[App and web page records]
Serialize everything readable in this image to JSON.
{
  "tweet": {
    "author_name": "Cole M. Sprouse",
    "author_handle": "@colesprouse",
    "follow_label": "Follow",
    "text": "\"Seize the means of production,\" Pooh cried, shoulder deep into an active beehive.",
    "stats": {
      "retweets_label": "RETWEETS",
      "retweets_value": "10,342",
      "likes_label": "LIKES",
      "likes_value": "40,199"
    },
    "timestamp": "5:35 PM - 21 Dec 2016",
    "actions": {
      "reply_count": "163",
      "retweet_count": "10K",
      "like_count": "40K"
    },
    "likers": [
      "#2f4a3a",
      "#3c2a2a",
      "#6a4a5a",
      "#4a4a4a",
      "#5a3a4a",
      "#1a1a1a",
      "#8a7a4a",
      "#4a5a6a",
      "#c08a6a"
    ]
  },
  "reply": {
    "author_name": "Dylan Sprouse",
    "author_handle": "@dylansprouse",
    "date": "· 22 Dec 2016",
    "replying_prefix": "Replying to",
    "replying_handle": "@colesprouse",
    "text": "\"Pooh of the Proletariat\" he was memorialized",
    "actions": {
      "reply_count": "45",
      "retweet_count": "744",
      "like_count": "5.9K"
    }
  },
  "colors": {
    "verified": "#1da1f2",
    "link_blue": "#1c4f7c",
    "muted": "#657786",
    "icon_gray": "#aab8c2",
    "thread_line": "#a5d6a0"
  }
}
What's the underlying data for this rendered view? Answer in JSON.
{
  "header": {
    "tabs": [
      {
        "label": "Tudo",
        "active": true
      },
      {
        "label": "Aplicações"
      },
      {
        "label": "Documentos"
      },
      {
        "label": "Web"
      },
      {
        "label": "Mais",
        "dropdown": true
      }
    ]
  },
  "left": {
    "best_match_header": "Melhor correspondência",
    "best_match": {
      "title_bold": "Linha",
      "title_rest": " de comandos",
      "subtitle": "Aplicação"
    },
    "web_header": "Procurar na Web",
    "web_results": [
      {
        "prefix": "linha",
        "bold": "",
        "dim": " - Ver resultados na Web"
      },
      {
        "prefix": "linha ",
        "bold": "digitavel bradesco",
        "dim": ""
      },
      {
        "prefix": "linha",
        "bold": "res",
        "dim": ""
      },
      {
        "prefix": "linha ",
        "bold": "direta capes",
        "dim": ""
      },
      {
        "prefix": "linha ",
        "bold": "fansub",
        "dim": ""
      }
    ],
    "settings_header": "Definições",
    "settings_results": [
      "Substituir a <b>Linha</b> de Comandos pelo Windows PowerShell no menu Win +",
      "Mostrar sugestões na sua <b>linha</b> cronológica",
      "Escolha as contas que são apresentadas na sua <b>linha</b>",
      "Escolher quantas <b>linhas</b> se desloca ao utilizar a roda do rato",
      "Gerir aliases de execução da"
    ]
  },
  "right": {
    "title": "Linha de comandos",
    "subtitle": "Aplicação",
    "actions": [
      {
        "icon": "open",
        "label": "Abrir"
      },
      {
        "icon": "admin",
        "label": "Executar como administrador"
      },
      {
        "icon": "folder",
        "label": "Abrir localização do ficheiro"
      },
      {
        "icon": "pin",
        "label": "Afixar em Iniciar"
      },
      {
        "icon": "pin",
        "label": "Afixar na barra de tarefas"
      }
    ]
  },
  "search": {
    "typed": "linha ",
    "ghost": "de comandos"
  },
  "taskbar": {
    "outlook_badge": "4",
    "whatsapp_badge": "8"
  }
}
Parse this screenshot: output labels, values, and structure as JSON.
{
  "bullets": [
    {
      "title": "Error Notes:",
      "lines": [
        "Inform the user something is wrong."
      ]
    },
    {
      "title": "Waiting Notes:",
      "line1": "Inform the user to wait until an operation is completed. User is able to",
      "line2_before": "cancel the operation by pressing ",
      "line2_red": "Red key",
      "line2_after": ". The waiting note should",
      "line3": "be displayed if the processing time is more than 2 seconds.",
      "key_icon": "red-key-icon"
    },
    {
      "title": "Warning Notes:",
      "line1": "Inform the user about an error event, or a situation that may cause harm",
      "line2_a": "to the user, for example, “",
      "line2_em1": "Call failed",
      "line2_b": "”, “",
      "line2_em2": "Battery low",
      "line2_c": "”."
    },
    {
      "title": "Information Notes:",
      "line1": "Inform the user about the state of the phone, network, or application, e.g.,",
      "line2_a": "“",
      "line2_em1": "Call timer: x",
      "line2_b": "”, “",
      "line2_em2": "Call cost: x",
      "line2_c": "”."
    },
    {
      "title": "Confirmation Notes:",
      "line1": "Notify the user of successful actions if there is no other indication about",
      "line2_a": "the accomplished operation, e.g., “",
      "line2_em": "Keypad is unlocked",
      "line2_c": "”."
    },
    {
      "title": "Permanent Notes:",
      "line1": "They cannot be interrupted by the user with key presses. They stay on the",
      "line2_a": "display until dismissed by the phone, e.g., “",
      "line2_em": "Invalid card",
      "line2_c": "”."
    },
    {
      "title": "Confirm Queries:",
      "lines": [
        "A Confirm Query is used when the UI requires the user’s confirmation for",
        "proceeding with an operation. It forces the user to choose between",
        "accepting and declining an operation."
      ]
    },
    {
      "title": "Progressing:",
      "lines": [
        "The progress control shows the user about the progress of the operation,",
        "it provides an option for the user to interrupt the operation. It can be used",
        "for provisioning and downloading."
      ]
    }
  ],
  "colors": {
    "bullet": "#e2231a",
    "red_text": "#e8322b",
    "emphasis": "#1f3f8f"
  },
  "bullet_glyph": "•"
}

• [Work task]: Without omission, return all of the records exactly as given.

• [Exercise solution]:
Serialize everything readable in this image to JSON.
{
  "tweet": {
    "author_name": "Cole M. Sprouse",
    "author_handle": "@colesprouse",
    "follow_label": "Follow",
    "text": "\"Seize the means of production,\" Pooh cried, shoulder deep into an active beehive.",
    "stats": {
      "retweets_label": "RETWEETS",
      "retweets_value": "10,342",
      "likes_label": "LIKES",
      "likes_value": "40,199"
    },
    "timestamp": "5:35 PM - 21 Dec 2016",
    "actions": {
      "reply_count": "163",
      "retweet_count": "10K",
      "like_count": "40K"
    },
    "likers": [
      "#2f4a3a",
      "#3c2a2a",
      "#6a4a5a",
      "#4a4a4a",
      "#5a3a4a",
      "#1a1a1a",
      "#8a7a4a",
      "#4a5a6a",
      "#c08a6a"
    ]
  },
  "reply": {
    "author_name": "Dylan Sprouse",
    "author_handle": "@dylansprouse",
    "date": "· 22 Dec 2016",
    "replying_prefix": "Replying to",
    "replying_handle": "@colesprouse",
    "text": "\"Pooh of the Proletariat\" he was memorialized",
    "actions": {
      "reply_count": "45",
      "retweet_count": "744",
      "like_count": "5.9K"
    }
  },
  "colors": {
    "verified": "#1da1f2",
    "link_blue": "#1c4f7c",
    "muted": "#657786",
    "icon_gray": "#aab8c2",
    "thread_line": "#a5d6a0"
  }
}
What's the underlying data for this rendered view? Answer in JSON.
{
  "header": {
    "tabs": [
      {
        "label": "Tudo",
        "active": true
      },
      {
        "label": "Aplicações"
      },
      {
        "label": "Documentos"
      },
      {
        "label": "Web"
      },
      {
        "label": "Mais",
        "dropdown": true
      }
    ]
  },
  "left": {
    "best_match_header": "Melhor correspondência",
    "best_match": {
      "title_bold": "Linha",
      "title_rest": " de comandos",
      "subtitle": "Aplicação"
    },
    "web_header": "Procurar na Web",
    "web_results": [
      {
        "prefix": "linha",
        "bold": "",
        "dim": " - Ver resultados na Web"
      },
      {
        "prefix": "linha ",
        "bold": "digitavel bradesco",
        "dim": ""
      },
      {
        "prefix": "linha",
        "bold": "res",
        "dim": ""
      },
      {
        "prefix": "linha ",
        "bold": "direta capes",
        "dim": ""
      },
      {
        "prefix": "linha ",
        "bold": "fansub",
        "dim": ""
      }
    ],
    "settings_header": "Definições",
    "settings_results": [
      "Substituir a <b>Linha</b> de Comandos pelo Windows PowerShell no menu Win +",
      "Mostrar sugestões na sua <b>linha</b> cronológica",
      "Escolha as contas que são apresentadas na sua <b>linha</b>",
      "Escolher quantas <b>linhas</b> se desloca ao utilizar a roda do rato",
      "Gerir aliases de execução da"
    ]
  },
  "right": {
    "title": "Linha de comandos",
    "subtitle": "Aplicação",
    "actions": [
      {
        "icon": "open",
        "label": "Abrir"
      },
      {
        "icon": "admin",
        "label": "Executar como administrador"
      },
      {
        "icon": "folder",
        "label": "Abrir localização do ficheiro"
      },
      {
        "icon": "pin",
        "label": "Afixar em Iniciar"
      },
      {
        "icon": "pin",
        "label": "Afixar na barra de tarefas"
      }
    ]
  },
  "search": {
    "typed": "linha ",
    "ghost": "de comandos"
  },
  "taskbar": {
    "outlook_badge": "4",
    "whatsapp_badge": "8"
  }
}
Parse this screenshot: output labels, values, and structure as JSON.
{
  "bullets": [
    {
      "title": "Error Notes:",
      "lines": [
        "Inform the user something is wrong."
      ]
    },
    {
      "title": "Waiting Notes:",
      "line1": "Inform the user to wait until an operation is completed. User is able to",
      "line2_before": "cancel the operation by pressing ",
      "line2_red": "Red key",
      "line2_after": ". The waiting note should",
      "line3": "be displayed if the processing time is more than 2 seconds.",
      "key_icon": "red-key-icon"
    },
    {
      "title": "Warning Notes:",
      "line1": "Inform the user about an error event, or a situation that may cause harm",
      "line2_a": "to the user, for example, “",
      "line2_em1": "Call failed",
      "line2_b": "”, “",
      "line2_em2": "Battery low",
      "line2_c": "”."
    },
    {
      "title": "Information Notes:",
      "line1": "Inform the user about the state of the phone, network, or application, e.g.,",
      "line2_a": "“",
      "line2_em1": "Call timer: x",
      "line2_b": "”, “",
      "line2_em2": "Call cost: x",
      "line2_c": "”."
    },
    {
      "title": "Confirmation Notes:",
      "line1": "Notify the user of successful actions if there is no other indication about",
      "line2_a": "the accomplished operation, e.g., “",
      "line2_em": "Keypad is unlocked",
      "line2_c": "”."
    },
    {
      "title": "Permanent Notes:",
      "line1": "They cannot be interrupted by the user with key presses. They stay on the",
      "line2_a": "display until dismissed by the phone, e.g., “",
      "line2_em": "Invalid card",
      "line2_c": "”."
    },
    {
      "title": "Confirm Queries:",
      "lines": [
        "A Confirm Query is used when the UI requires the user’s confirmation for",
        "proceeding with an operation. It forces the user to choose between",
        "accepting and declining an operation."
      ]
    },
    {
      "title": "Progressing:",
      "lines": [
        "The progress control shows the user about the progress of the operation,",
        "it provides an option for the user to interrupt the operation. It can be used",
        "for provisioning and downloading."
      ]
    }
  ],
  "colors": {
    "bullet": "#e2231a",
    "red_text": "#e8322b",
    "emphasis": "#1f3f8f"
  },
  "bullet_glyph": "•"
}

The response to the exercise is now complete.